Copying each record below exactly is the whole task.

_ _ _ _ _

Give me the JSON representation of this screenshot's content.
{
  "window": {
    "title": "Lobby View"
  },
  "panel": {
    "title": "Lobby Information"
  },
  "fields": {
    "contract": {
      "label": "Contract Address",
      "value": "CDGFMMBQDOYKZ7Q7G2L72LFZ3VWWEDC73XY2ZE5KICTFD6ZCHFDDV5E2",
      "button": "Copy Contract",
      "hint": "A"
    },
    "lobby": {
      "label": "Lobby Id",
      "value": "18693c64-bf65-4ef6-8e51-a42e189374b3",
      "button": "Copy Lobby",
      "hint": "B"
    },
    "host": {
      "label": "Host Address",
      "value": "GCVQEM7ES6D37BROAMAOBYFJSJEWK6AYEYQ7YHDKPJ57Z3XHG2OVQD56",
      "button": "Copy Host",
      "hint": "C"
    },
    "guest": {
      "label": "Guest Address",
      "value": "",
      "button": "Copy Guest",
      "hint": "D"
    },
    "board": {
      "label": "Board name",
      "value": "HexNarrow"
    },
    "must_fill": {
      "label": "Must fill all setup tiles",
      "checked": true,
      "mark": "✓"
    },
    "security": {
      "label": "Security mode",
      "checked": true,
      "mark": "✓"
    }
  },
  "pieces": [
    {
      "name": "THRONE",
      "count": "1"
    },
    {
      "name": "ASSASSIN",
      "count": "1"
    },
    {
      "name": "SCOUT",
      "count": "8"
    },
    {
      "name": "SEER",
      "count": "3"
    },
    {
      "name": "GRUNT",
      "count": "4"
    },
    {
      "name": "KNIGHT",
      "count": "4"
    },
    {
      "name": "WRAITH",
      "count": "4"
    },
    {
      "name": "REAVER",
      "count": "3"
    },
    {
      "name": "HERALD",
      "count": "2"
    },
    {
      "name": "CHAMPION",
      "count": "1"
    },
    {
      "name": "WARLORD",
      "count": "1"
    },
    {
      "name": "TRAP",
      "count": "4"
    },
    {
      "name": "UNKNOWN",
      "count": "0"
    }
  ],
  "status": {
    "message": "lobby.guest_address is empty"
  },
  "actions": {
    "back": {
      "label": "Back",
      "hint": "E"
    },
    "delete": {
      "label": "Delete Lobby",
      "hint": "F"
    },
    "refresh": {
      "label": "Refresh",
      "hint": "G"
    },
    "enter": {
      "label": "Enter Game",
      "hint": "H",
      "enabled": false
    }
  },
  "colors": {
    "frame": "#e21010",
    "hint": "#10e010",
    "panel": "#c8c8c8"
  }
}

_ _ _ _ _

[Solved problem]
Give me the JSON representation of this screenshot's content.
{
  "window": {
    "title": "Lobby View"
  },
  "panel": {
    "title": "Lobby Information"
  },
  "fields": {
    "contract": {
      "label": "Contract Address",
      "value": "CDGFMMBQDOYKZ7Q7G2L72LFZ3VWWEDC73XY2ZE5KICTFD6ZCHFDDV5E2",
      "button": "Copy Contract",
      "hint": "A"
    },
    "lobby": {
      "label": "Lobby Id",
      "value": "18693c64-bf65-4ef6-8e51-a42e189374b3",
      "button": "Copy Lobby",
      "hint": "B"
    },
    "host": {
      "label": "Host Address",
      "value": "GCVQEM7ES6D37BROAMAOBYFJSJEWK6AYEYQ7YHDKPJ57Z3XHG2OVQD56",
      "button": "Copy Host",
      "hint": "C"
    },
    "guest": {
      "label": "Guest Address",
      "value": "",
      "button": "Copy Guest",
      "hint": "D"
    },
    "board": {
      "label": "Board name",
      "value": "HexNarrow"
    },
    "must_fill": {
      "label": "Must fill all setup tiles",
      "checked": true,
      "mark": "✓"
    },
    "security": {
      "label": "Security mode",
      "checked": true,
      "mark": "✓"
    }
  },
  "pieces": [
    {
      "name": "THRONE",
      "count": "1"
    },
    {
      "name": "ASSASSIN",
      "count": "1"
    },
    {
      "name": "SCOUT",
      "count": "8"
    },
    {
      "name": "SEER",
      "count": "3"
    },
    {
      "name": "GRUNT",
      "count": "4"
    },
    {
      "name": "KNIGHT",
      "count": "4"
    },
    {
      "name": "WRAITH",
      "count": "4"
    },
    {
      "name": "REAVER",
      "count": "3"
    },
    {
      "name": "HERALD",
      "count": "2"
    },
    {
      "name": "CHAMPION",
      "count": "1"
    },
    {
      "name": "WARLORD",
      "count": "1"
    },
    {
      "name": "TRAP",
      "count": "4"
    },
    {
      "name": "UNKNOWN",
      "count": "0"
    }
  ],
  "status": {
    "message": "lobby.guest_address is empty"
  },
  "actions": {
    "back": {
      "label": "Back",
      "hint": "E"
    },
    "delete": {
      "label": "Delete Lobby",
      "hint": "F"
    },
    "refresh": {
      "label": "Refresh",
      "hint": "G"
    },
    "enter": {
      "label": "Enter Game",
      "hint": "H",
      "enabled": false
    }
  },
  "colors": {
    "frame": "#e21010",
    "hint": "#10e010",
    "panel": "#c8c8c8"
  }
}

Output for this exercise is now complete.